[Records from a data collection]
_ _ _ _ _ _ _
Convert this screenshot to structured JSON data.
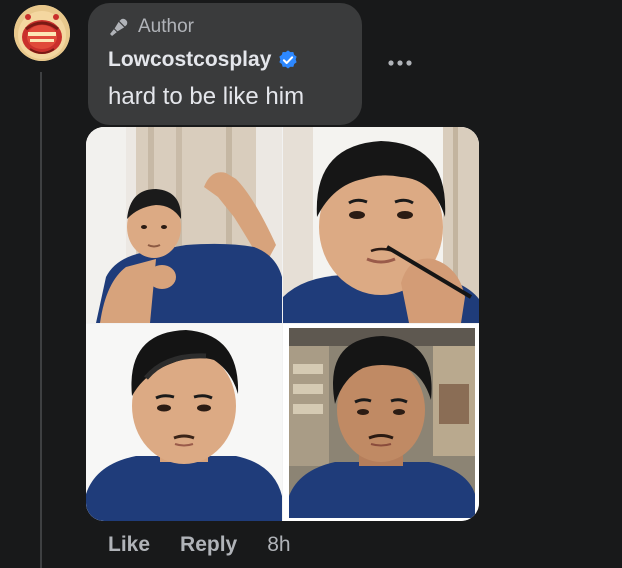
{
  "comment": {
    "author_badge": "Author",
    "author_name": "Lowcostcosplay",
    "text": "hard to be like him",
    "verified": true,
    "accent_color": "#2d88ff"
  },
  "avatar": {
    "logo_text": "Lowcostcosplay"
  },
  "media": {
    "photo_count": 4
  },
  "actions": {
    "like_label": "Like",
    "reply_label": "Reply",
    "timestamp": "8h"
  },
  "icons": {
    "badge": "microphone-icon",
    "verified": "verified-check-icon",
    "more": "more-options-icon"
  },
  "colors": {
    "background": "#18191a",
    "bubble": "#3a3b3c",
    "primary_text": "#e4e6eb",
    "secondary_text": "#b0b3b8"
  }
}
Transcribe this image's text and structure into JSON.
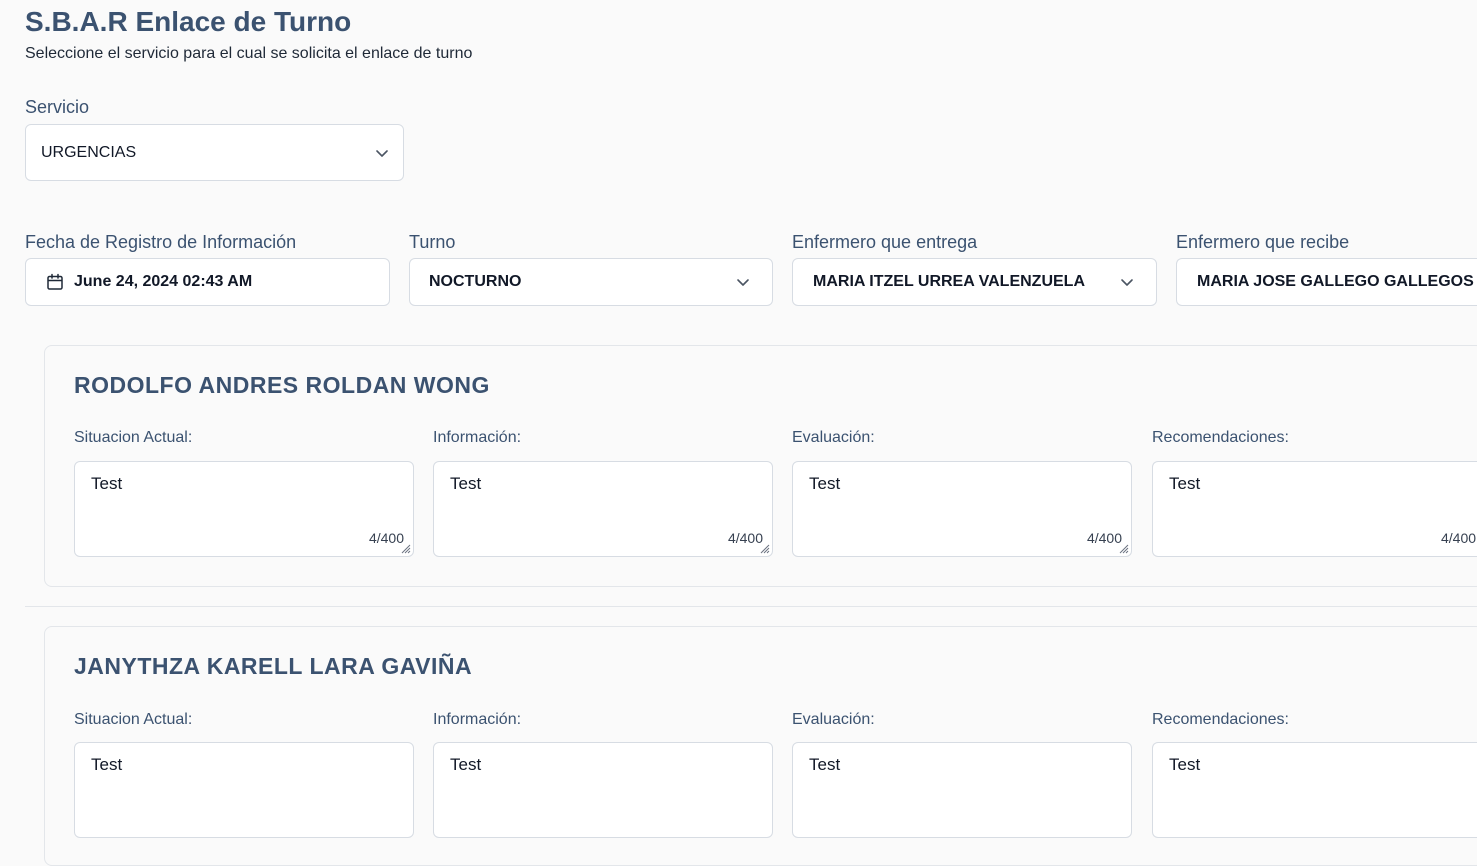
{
  "header": {
    "title": "S.B.A.R Enlace de Turno",
    "subtitle": "Seleccione el servicio para el cual se solicita el enlace de turno"
  },
  "servicio": {
    "label": "Servicio",
    "value": "URGENCIAS",
    "icon": "chevron-down-icon"
  },
  "registro": {
    "fecha_label": "Fecha de Registro de Información",
    "fecha_value": "June 24, 2024 02:43 AM",
    "fecha_icon": "calendar-icon",
    "turno_label": "Turno",
    "turno_value": "NOCTURNO",
    "entrega_label": "Enfermero que entrega",
    "entrega_value": "MARIA ITZEL URREA VALENZUELA",
    "recibe_label": "Enfermero que recibe",
    "recibe_value": "MARIA JOSE GALLEGO GALLEGOS"
  },
  "patients": [
    {
      "name": "RODOLFO ANDRES ROLDAN WONG",
      "fields": [
        {
          "label": "Situacion Actual:",
          "value": "Test",
          "count": "4/400"
        },
        {
          "label": "Información:",
          "value": "Test",
          "count": "4/400"
        },
        {
          "label": "Evaluación:",
          "value": "Test",
          "count": "4/400"
        },
        {
          "label": "Recomendaciones:",
          "value": "Test",
          "count": "4/400"
        }
      ]
    },
    {
      "name": "JANYTHZA KARELL LARA GAVIÑA",
      "fields": [
        {
          "label": "Situacion Actual:",
          "value": "Test"
        },
        {
          "label": "Información:",
          "value": "Test"
        },
        {
          "label": "Evaluación:",
          "value": "Test"
        },
        {
          "label": "Recomendaciones:",
          "value": "Test"
        }
      ]
    }
  ],
  "colors": {
    "heading": "#3b5270",
    "border": "#d7dce3",
    "background": "#fafafa"
  }
}
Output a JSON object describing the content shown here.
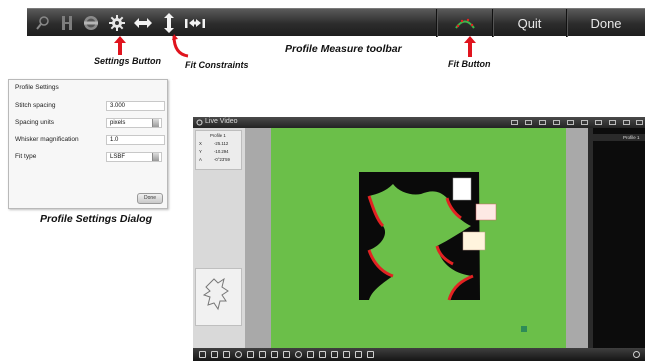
{
  "toolbar": {
    "quit_label": "Quit",
    "done_label": "Done",
    "icons": [
      "search-icon",
      "measure-icon",
      "circle-icon",
      "settings-icon",
      "horizontal-fit-icon",
      "vertical-fit-icon",
      "profile-fit-icon",
      "fit-icon"
    ]
  },
  "annotations": {
    "toolbar_caption": "Profile Measure toolbar",
    "settings_button": "Settings Button",
    "fit_constraints": "Fit Constraints",
    "fit_button": "Fit Button",
    "dialog_caption": "Profile Settings Dialog"
  },
  "dialog": {
    "title": "Profile Settings",
    "rows": [
      {
        "label": "Stitch spacing",
        "value": "3.000"
      },
      {
        "label": "Spacing units",
        "value": "pixels"
      },
      {
        "label": "Whisker magnification",
        "value": "1.0"
      },
      {
        "label": "Fit type",
        "value": "LSBF"
      }
    ],
    "done_label": "Done"
  },
  "video": {
    "title": "Live Video",
    "info": {
      "heading": "Profile 1",
      "rows": [
        {
          "label": "X",
          "value": "-25.112"
        },
        {
          "label": "Y",
          "value": "-10.294"
        },
        {
          "label": "A",
          "value": "-0°23'59"
        }
      ]
    },
    "right_item": "Profile 1"
  },
  "colors": {
    "accent_red": "#e0141e",
    "video_green": "#6bbf49",
    "fit_green": "#3fb54a",
    "profile_red": "#e22222"
  }
}
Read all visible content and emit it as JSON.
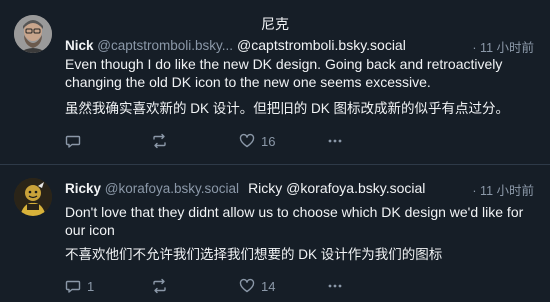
{
  "overlay": {
    "title": "尼克"
  },
  "posts": [
    {
      "author_name": "Nick",
      "handle": "@captstromboli.bsky...",
      "translated_header": "@captstromboli.bsky.social",
      "time": "· 11 小时前",
      "text_en": "Even though I do like the new DK design. Going back and retroactively changing the old DK icon to the new one seems excessive.",
      "text_zh": "虽然我确实喜欢新的 DK 设计。但把旧的 DK 图标改成新的似乎有点过分。",
      "reply_count": "",
      "repost_count": "",
      "like_count": "16"
    },
    {
      "author_name": "Ricky",
      "handle": "@korafoya.bsky.social",
      "translated_header": "Ricky @korafoya.bsky.social",
      "time": "· 11 小时前",
      "text_en": "Don't love that they didnt allow us to choose which DK design we'd like for our icon",
      "text_zh": "不喜欢他们不允许我们选择我们想要的 DK 设计作为我们的图标",
      "reply_count": "1",
      "repost_count": "",
      "like_count": "14"
    }
  ],
  "colors": {
    "background": "#161e27",
    "text": "#f1f3f5",
    "muted": "#8b98a8",
    "divider": "#2e3a48"
  },
  "icons": {
    "reply": "reply-icon",
    "repost": "repost-icon",
    "like": "heart-icon",
    "more": "more-icon"
  }
}
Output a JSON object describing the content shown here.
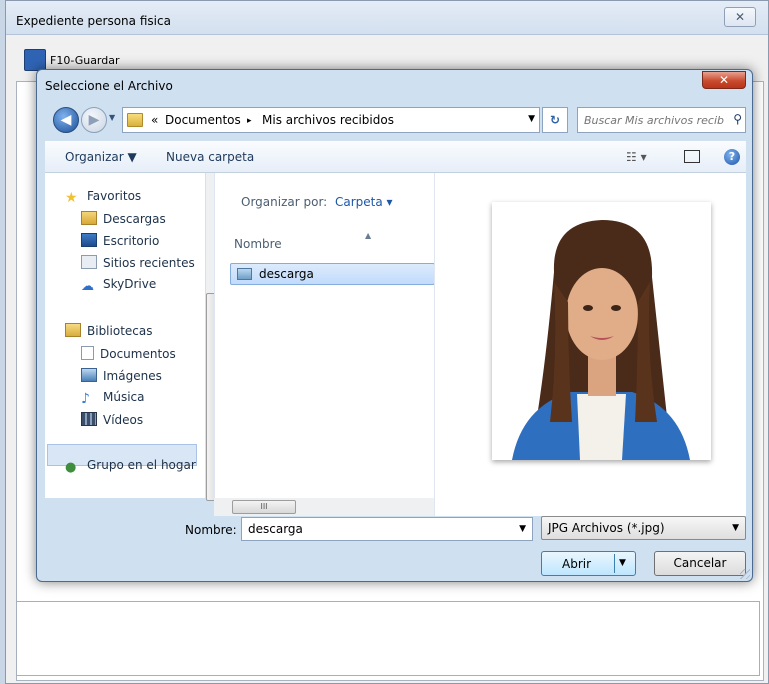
{
  "parent_window": {
    "title": "Expediente persona fisica",
    "close_label": "✕",
    "save_label": "F10-Guardar"
  },
  "dialog": {
    "title": "Seleccione el Archivo",
    "close_label": "✕",
    "nav": {
      "back_glyph": "◀",
      "forward_glyph": "▶",
      "history_glyph": "▼",
      "breadcrumb_overflow": "«",
      "breadcrumb": [
        "Documentos",
        "Mis archivos recibidos"
      ],
      "breadcrumb_sep": "▸",
      "refresh_glyph": "↻",
      "search_placeholder": "Buscar Mis archivos recibidos"
    },
    "toolbar": {
      "organize_label": "Organizar ▼",
      "new_folder_label": "Nueva carpeta",
      "view_label": "☷ ▾",
      "help_label": "?"
    },
    "sidebar": {
      "items": [
        {
          "label": "Favoritos",
          "icon": "star-icon",
          "color": "#f2c12e"
        },
        {
          "label": "Descargas",
          "icon": "downloads-icon",
          "color": "#3b6fb6"
        },
        {
          "label": "Escritorio",
          "icon": "desktop-icon",
          "color": "#2a5fa3"
        },
        {
          "label": "Sitios recientes",
          "icon": "recent-places-icon",
          "color": "#8b9bb0"
        },
        {
          "label": "SkyDrive",
          "icon": "cloud-icon",
          "color": "#2f6fc7"
        },
        {
          "label": "Bibliotecas",
          "icon": "libraries-icon",
          "color": "#e2b94a"
        },
        {
          "label": "Documentos",
          "icon": "documents-icon",
          "color": "#cfd8e3"
        },
        {
          "label": "Imágenes",
          "icon": "pictures-icon",
          "color": "#4a7fb8"
        },
        {
          "label": "Música",
          "icon": "music-icon",
          "color": "#3a7ed0"
        },
        {
          "label": "Vídeos",
          "icon": "videos-icon",
          "color": "#3b4f6a"
        },
        {
          "label": "Grupo en el hogar",
          "icon": "homegroup-icon",
          "color": "#3e8e3e"
        }
      ]
    },
    "file_list": {
      "arrange_by_label": "Organizar por:",
      "arrange_by_value": "Carpeta ▾",
      "column_header": "Nombre",
      "files": [
        {
          "name": "descarga",
          "icon": "image-file-icon"
        }
      ]
    },
    "scroll_thumb_glyph": "III",
    "bottom": {
      "name_label": "Nombre:",
      "name_value": "descarga",
      "file_type": "JPG Archivos (*.jpg)",
      "open_label": "Abrir",
      "cancel_label": "Cancelar"
    },
    "accent_color": "#3c7fb1"
  }
}
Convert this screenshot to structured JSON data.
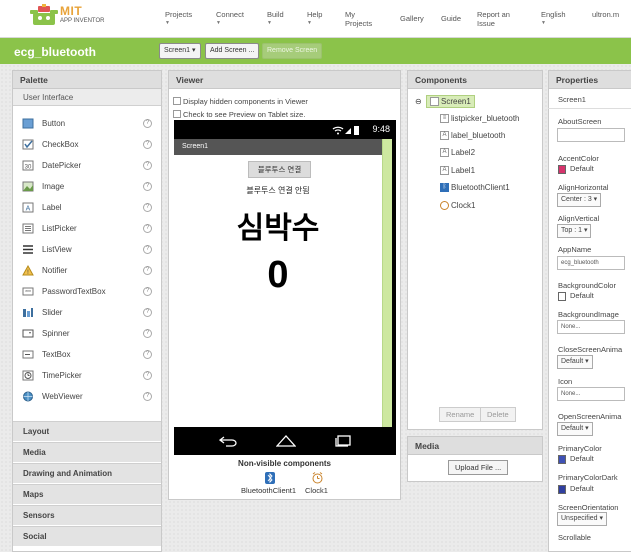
{
  "header": {
    "logo_title": "MIT",
    "logo_subtitle": "APP INVENTOR",
    "nav": [
      "Projects",
      "Connect",
      "Build",
      "Help",
      "My Projects",
      "Gallery",
      "Guide",
      "Report an Issue",
      "English",
      "ultron.m"
    ]
  },
  "project": {
    "name": "ecg_bluetooth",
    "screen_select": "Screen1",
    "add_screen": "Add Screen ...",
    "remove_screen": "Remove Screen"
  },
  "palette": {
    "title": "Palette",
    "category": "User Interface",
    "items": [
      "Button",
      "CheckBox",
      "DatePicker",
      "Image",
      "Label",
      "ListPicker",
      "ListView",
      "Notifier",
      "PasswordTextBox",
      "Slider",
      "Spinner",
      "TextBox",
      "TimePicker",
      "WebViewer"
    ],
    "drawers": [
      "Layout",
      "Media",
      "Drawing and Animation",
      "Maps",
      "Sensors",
      "Social"
    ]
  },
  "viewer": {
    "title": "Viewer",
    "hidden_components": "Display hidden components in Viewer",
    "tablet_preview": "Check to see Preview on Tablet size.",
    "status_time": "9:48",
    "screen_title": "Screen1",
    "button_label": "블루투스 연결",
    "status_text": "블루투스 연결 안됨",
    "heart_text": "심박수",
    "bpm_value": "0",
    "nonvisible_title": "Non-visible components",
    "nonvisible": [
      "BluetoothClient1",
      "Clock1"
    ]
  },
  "components": {
    "title": "Components",
    "tree": [
      "Screen1",
      "listpicker_bluetooth",
      "label_bluetooth",
      "Label2",
      "Label1",
      "BluetoothClient1",
      "Clock1"
    ],
    "rename": "Rename",
    "delete": "Delete"
  },
  "media": {
    "title": "Media",
    "upload": "Upload File ..."
  },
  "properties": {
    "title": "Properties",
    "screen": "Screen1",
    "about_screen": "AboutScreen",
    "accent_color": "AccentColor",
    "accent_value": "Default",
    "align_h": "AlignHorizontal",
    "align_h_value": "Center : 3 ▾",
    "align_v": "AlignVertical",
    "align_v_value": "Top : 1 ▾",
    "app_name": "AppName",
    "app_name_value": "ecg_bluetooth",
    "bg_color": "BackgroundColor",
    "bg_color_value": "Default",
    "bg_image": "BackgroundImage",
    "bg_image_value": "None...",
    "close_anim": "CloseScreenAnima",
    "close_anim_value": "Default ▾",
    "icon": "Icon",
    "icon_value": "None...",
    "open_anim": "OpenScreenAnima",
    "open_anim_value": "Default ▾",
    "primary_color": "PrimaryColor",
    "primary_color_value": "Default",
    "primary_dark": "PrimaryColorDark",
    "primary_dark_value": "Default",
    "orientation": "ScreenOrientation",
    "orientation_value": "Unspecified ▾",
    "scrollable": "Scrollable"
  },
  "colors": {
    "brand_green": "#8bc34a",
    "accent_swatch": "#d6336c",
    "primary_swatch": "#3f51b5",
    "primary_dark_swatch": "#303f9f"
  }
}
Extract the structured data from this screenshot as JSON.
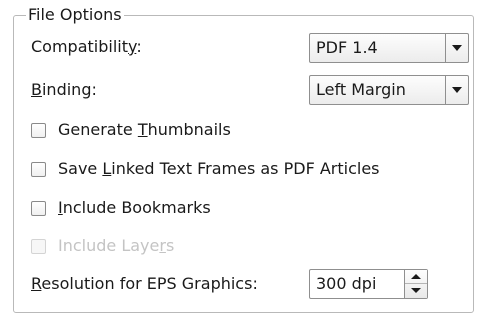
{
  "group": {
    "title": "File Options"
  },
  "compatibility": {
    "label": "Compatibility:",
    "value": "PDF 1.4",
    "mnemonic": "y"
  },
  "binding": {
    "label": "Binding:",
    "value": "Left Margin",
    "mnemonic": "B"
  },
  "checkboxes": [
    {
      "label": "Generate Thumbnails",
      "checked": false,
      "enabled": true,
      "mnemonic": "T"
    },
    {
      "label": "Save Linked Text Frames as PDF Articles",
      "checked": false,
      "enabled": true,
      "mnemonic": "L"
    },
    {
      "label": "Include Bookmarks",
      "checked": false,
      "enabled": true,
      "mnemonic": "I"
    },
    {
      "label": "Include Layers",
      "checked": false,
      "enabled": false,
      "mnemonic": "y"
    }
  ],
  "resolution": {
    "label": "Resolution for EPS Graphics:",
    "value": "300 dpi",
    "mnemonic": "R"
  },
  "icons": {
    "combo_arrow": "chevron-down-icon",
    "spin_up": "spin-up-icon",
    "spin_down": "spin-down-icon"
  },
  "colors": {
    "border": "#8f8f8f",
    "group_border": "#b9b9b9",
    "disabled_text": "#c4c4c4"
  }
}
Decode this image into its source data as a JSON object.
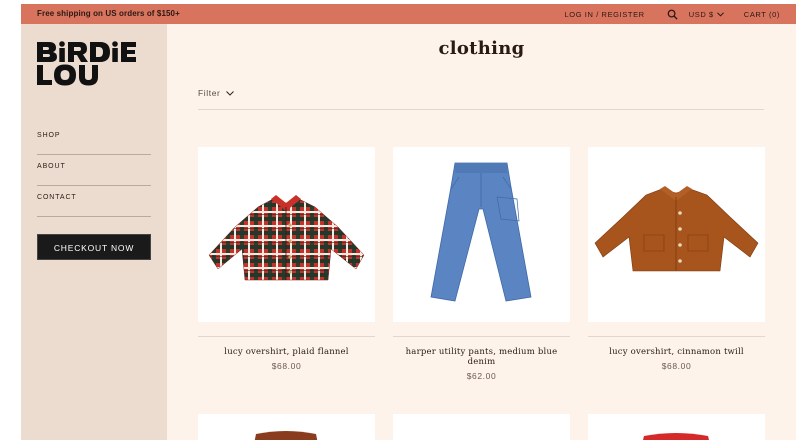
{
  "topbar": {
    "promo": "Free shipping on US orders of $150+",
    "login": "LOG IN / REGISTER",
    "currency": "USD $",
    "cart": "CART (0)"
  },
  "brand": {
    "logo_text": "BiRDiE LOU"
  },
  "sidebar": {
    "items": [
      {
        "label": "SHOP"
      },
      {
        "label": "ABOUT"
      },
      {
        "label": "CONTACT"
      }
    ],
    "checkout_label": "CHECKOUT NOW"
  },
  "main": {
    "title": "clothing",
    "filter_label": "Filter",
    "products": [
      {
        "name": "lucy overshirt, plaid flannel",
        "price": "$68.00"
      },
      {
        "name": "harper utility pants, medium blue denim",
        "price": "$62.00"
      },
      {
        "name": "lucy overshirt, cinnamon twill",
        "price": "$68.00"
      }
    ]
  },
  "colors": {
    "topbar": "#d8735e",
    "sidebar": "#ecdcd0",
    "page": "#fdf3ea",
    "checkout": "#1a1a1a"
  }
}
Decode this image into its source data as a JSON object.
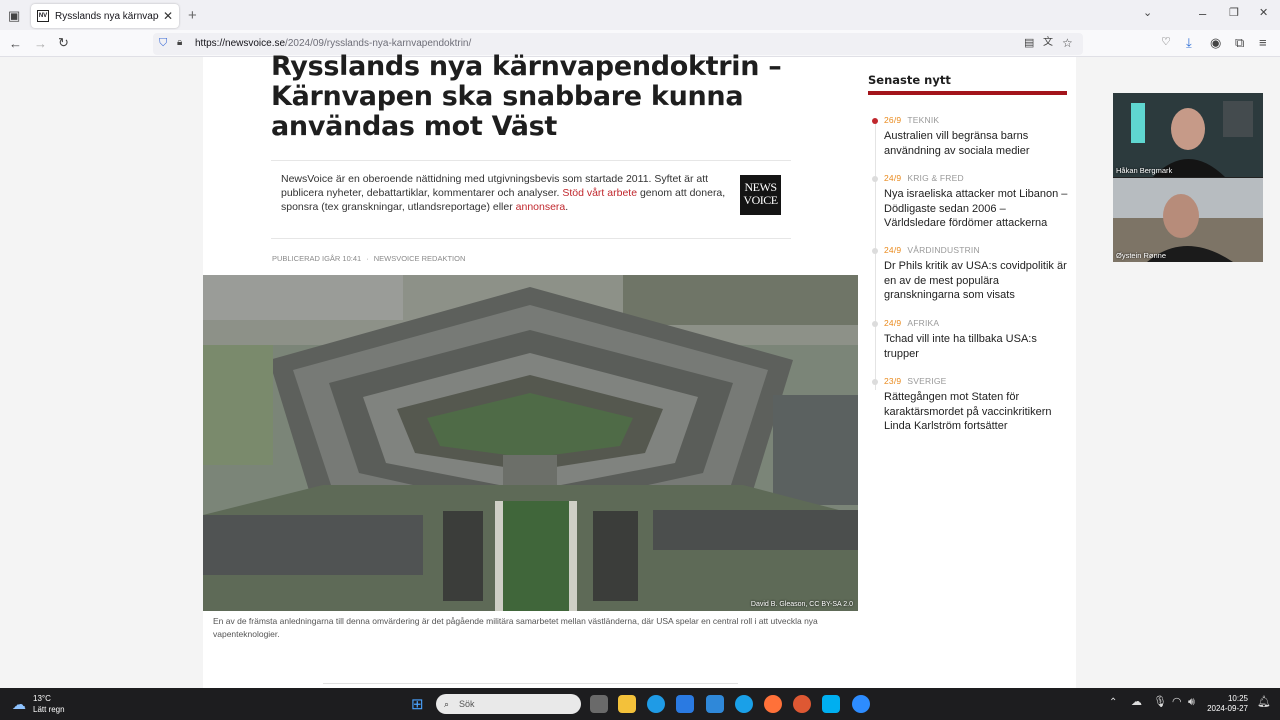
{
  "browser": {
    "tab_title": "Rysslands nya kärnvapendoktrin",
    "tab_favicon": "NV",
    "url_domain": "https://newsvoice.se",
    "url_path": "/2024/09/rysslands-nya-karnvapendoktrin/"
  },
  "article": {
    "headline": "Rysslands nya kärnvapendoktrin – Kärnvapen ska snabbare kunna användas mot Väst",
    "intro_text": "NewsVoice är en oberoende nättidning med utgivningsbevis som startade 2011. Syftet är att publicera nyheter, debattartiklar, kommentarer och analyser.",
    "intro_link1": "Stöd vårt arbete",
    "intro_text2": "genom att donera, sponsra (tex granskningar, utlandsreportage) eller",
    "intro_link2": "annonsera",
    "intro_end": ".",
    "logo_line1": "NEWS",
    "logo_line2": "VOICE",
    "published": "Publicerad igår 10:41",
    "author": "NewsVoice redaktion",
    "photo_credit": "David B. Gleason, CC BY-SA 2.0",
    "caption": "En av de främsta anledningarna till denna omvärdering är det pågående militära samarbetet mellan västländerna, där USA spelar en central roll i att utveckla nya vapenteknologier."
  },
  "sidebar": {
    "title": "Senaste nytt",
    "items": [
      {
        "date": "26/9",
        "category": "Teknik",
        "text": "Australien vill begränsa barns användning av sociala medier"
      },
      {
        "date": "24/9",
        "category": "Krig & Fred",
        "text": "Nya israeliska attacker mot Libanon – Dödligaste sedan 2006 – Världsledare fördömer attackerna"
      },
      {
        "date": "24/9",
        "category": "Vårdindustrin",
        "text": "Dr Phils kritik av USA:s covidpolitik är en av de mest populära granskningarna som visats"
      },
      {
        "date": "24/9",
        "category": "Afrika",
        "text": "Tchad vill inte ha tillbaka USA:s trupper"
      },
      {
        "date": "23/9",
        "category": "Sverige",
        "text": "Rättegången mot Staten för karaktärsmordet på vaccinkritikern Linda Karlström fortsätter"
      }
    ]
  },
  "video": {
    "participant1": "Håkan Bergmark",
    "participant2": "Øystein Rønne"
  },
  "taskbar": {
    "temperature": "13°C",
    "weather": "Lätt regn",
    "search_placeholder": "Sök",
    "time": "10:25",
    "date": "2024-09-27"
  },
  "colors": {
    "accent_red": "#c0272d",
    "bar_red": "#a3141b",
    "date_orange": "#e98a1d"
  }
}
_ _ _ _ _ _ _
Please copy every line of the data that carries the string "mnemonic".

    "mnemonic": "y"
    "mnemonic": "B"
      "mnemonic": "T"
      "mnemonic": "L"
      "mnemonic": "I"
      "mnemonic": "y"
    "mnemonic": "R"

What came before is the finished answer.